Web page and app entries:
***
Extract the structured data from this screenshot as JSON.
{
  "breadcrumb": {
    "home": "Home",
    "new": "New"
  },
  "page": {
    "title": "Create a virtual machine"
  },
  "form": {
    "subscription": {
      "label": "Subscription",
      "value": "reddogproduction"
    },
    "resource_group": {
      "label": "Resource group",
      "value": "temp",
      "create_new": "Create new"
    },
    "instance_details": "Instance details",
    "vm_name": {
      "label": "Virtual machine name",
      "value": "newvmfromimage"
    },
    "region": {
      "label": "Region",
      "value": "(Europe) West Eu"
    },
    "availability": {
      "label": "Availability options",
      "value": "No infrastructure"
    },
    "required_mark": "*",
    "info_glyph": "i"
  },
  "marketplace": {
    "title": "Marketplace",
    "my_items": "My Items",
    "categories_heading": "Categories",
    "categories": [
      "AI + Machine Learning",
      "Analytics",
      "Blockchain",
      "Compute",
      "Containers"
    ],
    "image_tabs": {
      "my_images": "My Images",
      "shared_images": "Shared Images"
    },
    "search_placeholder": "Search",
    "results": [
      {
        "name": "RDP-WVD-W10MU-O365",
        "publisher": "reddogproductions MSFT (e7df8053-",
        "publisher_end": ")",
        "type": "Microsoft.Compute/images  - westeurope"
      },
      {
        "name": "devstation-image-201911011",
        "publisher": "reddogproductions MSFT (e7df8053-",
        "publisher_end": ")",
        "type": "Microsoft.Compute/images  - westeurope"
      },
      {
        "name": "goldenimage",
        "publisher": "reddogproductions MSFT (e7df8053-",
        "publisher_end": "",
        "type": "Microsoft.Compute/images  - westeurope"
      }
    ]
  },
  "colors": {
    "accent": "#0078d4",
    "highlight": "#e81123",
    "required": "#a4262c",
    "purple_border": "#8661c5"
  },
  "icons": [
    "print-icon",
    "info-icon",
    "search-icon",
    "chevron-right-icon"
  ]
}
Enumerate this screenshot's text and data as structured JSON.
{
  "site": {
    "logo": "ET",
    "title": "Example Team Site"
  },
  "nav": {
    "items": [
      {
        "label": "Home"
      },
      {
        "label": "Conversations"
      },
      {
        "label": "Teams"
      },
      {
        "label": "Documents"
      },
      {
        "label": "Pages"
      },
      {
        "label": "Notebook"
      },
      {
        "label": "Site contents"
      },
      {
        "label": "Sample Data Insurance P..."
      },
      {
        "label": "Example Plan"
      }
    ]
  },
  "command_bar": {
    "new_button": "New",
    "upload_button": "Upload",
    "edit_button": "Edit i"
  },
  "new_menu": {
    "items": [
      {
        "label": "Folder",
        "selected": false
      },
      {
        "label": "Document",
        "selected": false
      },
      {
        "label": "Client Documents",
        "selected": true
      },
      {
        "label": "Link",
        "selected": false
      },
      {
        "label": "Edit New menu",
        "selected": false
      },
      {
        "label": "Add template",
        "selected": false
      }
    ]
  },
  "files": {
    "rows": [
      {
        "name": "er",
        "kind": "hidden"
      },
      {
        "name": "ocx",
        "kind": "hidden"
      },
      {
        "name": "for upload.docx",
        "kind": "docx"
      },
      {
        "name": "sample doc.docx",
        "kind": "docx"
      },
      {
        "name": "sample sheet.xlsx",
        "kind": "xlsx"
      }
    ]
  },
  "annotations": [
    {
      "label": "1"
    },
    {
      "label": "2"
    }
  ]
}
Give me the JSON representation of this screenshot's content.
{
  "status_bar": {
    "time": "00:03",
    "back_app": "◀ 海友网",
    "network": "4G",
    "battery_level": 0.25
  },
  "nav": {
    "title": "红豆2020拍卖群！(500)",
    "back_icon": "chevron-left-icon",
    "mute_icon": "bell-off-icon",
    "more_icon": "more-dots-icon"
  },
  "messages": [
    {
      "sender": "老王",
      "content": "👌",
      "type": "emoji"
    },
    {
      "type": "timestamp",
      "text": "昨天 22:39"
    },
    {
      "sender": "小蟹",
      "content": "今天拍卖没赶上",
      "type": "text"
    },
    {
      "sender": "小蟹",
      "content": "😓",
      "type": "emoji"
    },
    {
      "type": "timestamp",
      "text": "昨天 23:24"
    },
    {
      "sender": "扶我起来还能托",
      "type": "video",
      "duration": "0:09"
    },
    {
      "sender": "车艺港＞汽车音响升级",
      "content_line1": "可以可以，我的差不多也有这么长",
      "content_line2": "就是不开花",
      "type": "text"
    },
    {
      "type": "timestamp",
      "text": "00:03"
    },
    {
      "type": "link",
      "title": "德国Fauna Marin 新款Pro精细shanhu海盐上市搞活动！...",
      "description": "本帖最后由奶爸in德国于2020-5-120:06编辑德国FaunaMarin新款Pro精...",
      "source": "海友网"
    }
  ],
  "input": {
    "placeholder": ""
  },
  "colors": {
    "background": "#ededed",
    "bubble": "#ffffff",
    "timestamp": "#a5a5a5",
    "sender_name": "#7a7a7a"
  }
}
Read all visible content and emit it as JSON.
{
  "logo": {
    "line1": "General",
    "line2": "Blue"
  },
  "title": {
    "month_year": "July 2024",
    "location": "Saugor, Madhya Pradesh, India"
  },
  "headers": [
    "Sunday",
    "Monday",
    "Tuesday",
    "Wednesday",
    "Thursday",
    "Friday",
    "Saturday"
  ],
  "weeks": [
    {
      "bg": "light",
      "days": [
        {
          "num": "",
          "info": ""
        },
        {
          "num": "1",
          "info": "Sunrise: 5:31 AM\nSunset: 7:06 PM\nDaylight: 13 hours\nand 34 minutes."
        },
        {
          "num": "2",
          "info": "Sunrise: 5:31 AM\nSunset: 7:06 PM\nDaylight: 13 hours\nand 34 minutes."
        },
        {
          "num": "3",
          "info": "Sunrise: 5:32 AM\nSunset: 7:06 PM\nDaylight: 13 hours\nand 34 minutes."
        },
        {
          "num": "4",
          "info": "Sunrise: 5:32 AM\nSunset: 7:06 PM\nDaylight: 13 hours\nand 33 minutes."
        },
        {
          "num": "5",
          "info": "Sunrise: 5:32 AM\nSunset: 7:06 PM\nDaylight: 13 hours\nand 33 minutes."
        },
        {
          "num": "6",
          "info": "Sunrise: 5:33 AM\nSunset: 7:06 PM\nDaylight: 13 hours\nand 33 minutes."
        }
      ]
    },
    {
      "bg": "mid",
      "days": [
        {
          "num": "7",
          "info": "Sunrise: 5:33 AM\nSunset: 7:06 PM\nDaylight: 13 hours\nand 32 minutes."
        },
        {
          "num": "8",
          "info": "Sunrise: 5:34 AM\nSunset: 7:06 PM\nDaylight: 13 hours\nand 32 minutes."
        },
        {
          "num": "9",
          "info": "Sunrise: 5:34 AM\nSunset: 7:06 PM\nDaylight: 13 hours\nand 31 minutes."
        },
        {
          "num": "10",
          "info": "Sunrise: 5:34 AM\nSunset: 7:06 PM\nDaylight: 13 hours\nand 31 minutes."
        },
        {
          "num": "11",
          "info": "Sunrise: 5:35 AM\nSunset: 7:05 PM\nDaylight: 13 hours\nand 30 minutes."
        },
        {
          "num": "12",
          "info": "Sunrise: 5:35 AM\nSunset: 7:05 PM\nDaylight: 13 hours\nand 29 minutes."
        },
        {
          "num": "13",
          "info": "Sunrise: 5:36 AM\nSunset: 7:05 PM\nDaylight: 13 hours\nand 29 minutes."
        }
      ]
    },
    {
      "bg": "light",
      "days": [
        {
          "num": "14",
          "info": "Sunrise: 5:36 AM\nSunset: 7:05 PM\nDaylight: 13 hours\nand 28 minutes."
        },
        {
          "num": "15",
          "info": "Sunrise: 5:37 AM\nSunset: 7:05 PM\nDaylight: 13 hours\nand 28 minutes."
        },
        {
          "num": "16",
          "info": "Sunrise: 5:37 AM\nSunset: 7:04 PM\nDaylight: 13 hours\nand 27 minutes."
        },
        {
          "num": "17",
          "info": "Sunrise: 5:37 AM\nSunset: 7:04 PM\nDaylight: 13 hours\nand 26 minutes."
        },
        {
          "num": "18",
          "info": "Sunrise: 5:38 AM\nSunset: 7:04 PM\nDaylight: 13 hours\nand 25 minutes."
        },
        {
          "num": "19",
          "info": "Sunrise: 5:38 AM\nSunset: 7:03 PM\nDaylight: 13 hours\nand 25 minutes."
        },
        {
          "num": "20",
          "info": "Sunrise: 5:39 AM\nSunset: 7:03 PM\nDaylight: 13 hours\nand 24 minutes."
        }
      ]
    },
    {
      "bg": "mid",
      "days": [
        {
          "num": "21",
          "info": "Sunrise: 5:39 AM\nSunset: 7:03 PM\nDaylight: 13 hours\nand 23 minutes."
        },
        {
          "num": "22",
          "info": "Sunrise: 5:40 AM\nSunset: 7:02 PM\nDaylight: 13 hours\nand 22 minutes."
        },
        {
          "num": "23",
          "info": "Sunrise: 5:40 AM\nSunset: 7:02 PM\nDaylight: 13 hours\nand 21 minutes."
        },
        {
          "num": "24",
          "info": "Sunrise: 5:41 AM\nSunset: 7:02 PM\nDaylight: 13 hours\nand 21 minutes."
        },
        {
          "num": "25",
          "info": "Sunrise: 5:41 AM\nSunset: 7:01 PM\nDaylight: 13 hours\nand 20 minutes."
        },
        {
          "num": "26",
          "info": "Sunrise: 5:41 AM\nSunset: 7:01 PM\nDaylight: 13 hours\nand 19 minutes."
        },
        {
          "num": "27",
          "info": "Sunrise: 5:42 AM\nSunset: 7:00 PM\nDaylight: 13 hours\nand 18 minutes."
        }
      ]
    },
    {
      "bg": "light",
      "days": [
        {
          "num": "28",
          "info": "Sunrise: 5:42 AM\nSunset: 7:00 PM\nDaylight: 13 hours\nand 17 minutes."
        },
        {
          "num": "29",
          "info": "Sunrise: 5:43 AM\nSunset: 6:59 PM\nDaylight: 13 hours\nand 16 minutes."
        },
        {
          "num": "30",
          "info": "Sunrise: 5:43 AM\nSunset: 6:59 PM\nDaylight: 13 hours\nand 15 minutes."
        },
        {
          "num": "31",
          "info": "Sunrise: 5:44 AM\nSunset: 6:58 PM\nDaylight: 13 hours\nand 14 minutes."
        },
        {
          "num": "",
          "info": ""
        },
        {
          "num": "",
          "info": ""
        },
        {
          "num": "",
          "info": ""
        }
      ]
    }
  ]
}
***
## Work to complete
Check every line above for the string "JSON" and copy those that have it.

## Response area
Extract the structured data from this screenshot as JSON.
Enumerate this screenshot's text and data as structured JSON.
Give me the JSON representation of this screenshot's content.
Read all visible content and emit it as JSON.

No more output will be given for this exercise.